Security, security, security!
The preparedness and response of the Capitol Police rests with Congress. The Capitol Police are under the authority of Congress. So Pelosi can investigate herself to her little heart’s content.
The Capitol Police, as I wrote in my article, The Capitol Hill Riot Was Pelosi’s Fault, Not Trump’s, had more than enough manpower.
The Capitol Police have over 2,000 sworn officers. A police force dedicated to protecting Capitol Hill has more personnel in its service than the police forces of most of the country.
Congress’ private cops are the 19th largest police force in the country. It’s a larger force than the police forces of Atlanta, Baltimore, Denver, or Milwaukee with a massive $460 million budget.
It’s the only legislative federal force in the country that is answerable exclusively to Congress.
And then she can investigate why she failed to call for the National Guard.
Davis, Jordan, Comer and Nunes pointed to claims made by former Capitol Police Chief Steve Sund, that he, on Jan. 4, approached the sergeants at arms to request the assistance of the National Guard. Sund, in a letter to Pelosi last month, said the former Sergeant at Arms Paul Irving said he was concerned about “the optics” and didn’t feel the “intelligence supported it.”
In their letter, the Republicans also pointed to Sund’s Jan. 6 move to notify the Sergeant at Arms of his request for national guard support and said it “took over an hour for his request to be approved because the SAA had to run the request up the chain of command,” saying that chain “undoubtedly included” Pelosi and her “designees.”
Meanwhile, the Republicans pointed to Pelosi’s comments made on Jan. 7 during a press conference, in which she explained her reasoning for demanding Sund’s resignation, saying that he “hasn’t called us since this happened.”
Republicans said that claim was “refuted” by Sund, who “detailed two occasions that he briefed you on the situation on the Capitol campus—the first occurring at 5:36 p.m. and the second at 6:25 p.m., both on January 6th.”
Davis, Jordan, Comer and Nunes also raised concerns about “obstruction and inability to procure and preserve information” from House officers when they have requested it.
“Such information is necessary to properly conduct oversight on the January 6th events,” they wrote. “Preservation and production requests were sent to the SAA and the House Chief Administrative Officer, among other legislative agencies, requesting that such relevant information concerning the attack on the Capitol, including correspondence, video footage, audio recordings, and other records, be preserved and produced to the relevant committees.”

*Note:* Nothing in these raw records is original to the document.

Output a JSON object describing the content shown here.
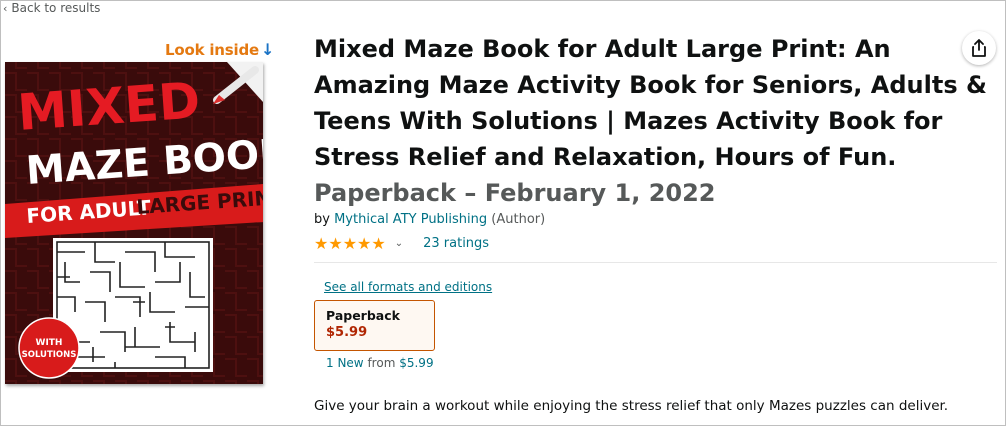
{
  "nav": {
    "back_label": "Back to results"
  },
  "cover": {
    "look_inside": "Look inside",
    "line1": "MIXED",
    "line2": "MAZE BOOK",
    "banner_a": "FOR ADULT",
    "banner_b": "LARGE PRINT",
    "badge_top": "WITH",
    "badge_bottom": "SOLUTIONS"
  },
  "product": {
    "title": "Mixed Maze Book for Adult Large Print: An Amazing Maze Activity Book for Seniors, Adults & Teens With Solutions | Mazes Activity Book for Stress Relief and Relaxation, Hours of Fun.",
    "format_date": "Paperback – February 1, 2022",
    "by": "by",
    "author": "Mythical ATY Publishing",
    "author_role": "(Author)",
    "rating_stars": 5,
    "ratings_count": "23 ratings"
  },
  "formats": {
    "see_all": "See all formats and editions",
    "selected_name": "Paperback",
    "selected_price": "$5.99"
  },
  "offers": {
    "new_count": "1 New",
    "from_label": "from",
    "from_price": "$5.99"
  },
  "description": "Give your brain a workout while enjoying the stress relief that only Mazes puzzles can deliver.",
  "colors": {
    "link": "#007185",
    "price": "#b12704",
    "star": "#ff9900",
    "look_inside": "#e47911"
  }
}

“In multiple cases, your appointees, acting on your behalf, have denied requests to produce this information,” they continued. “The response we received was: ‘We regret to inform you that given the scope of the information requested and the concerns implicated by the nature of the request… we are unable to comply with the request at this time.’”
So much for that “9/11-type commission”.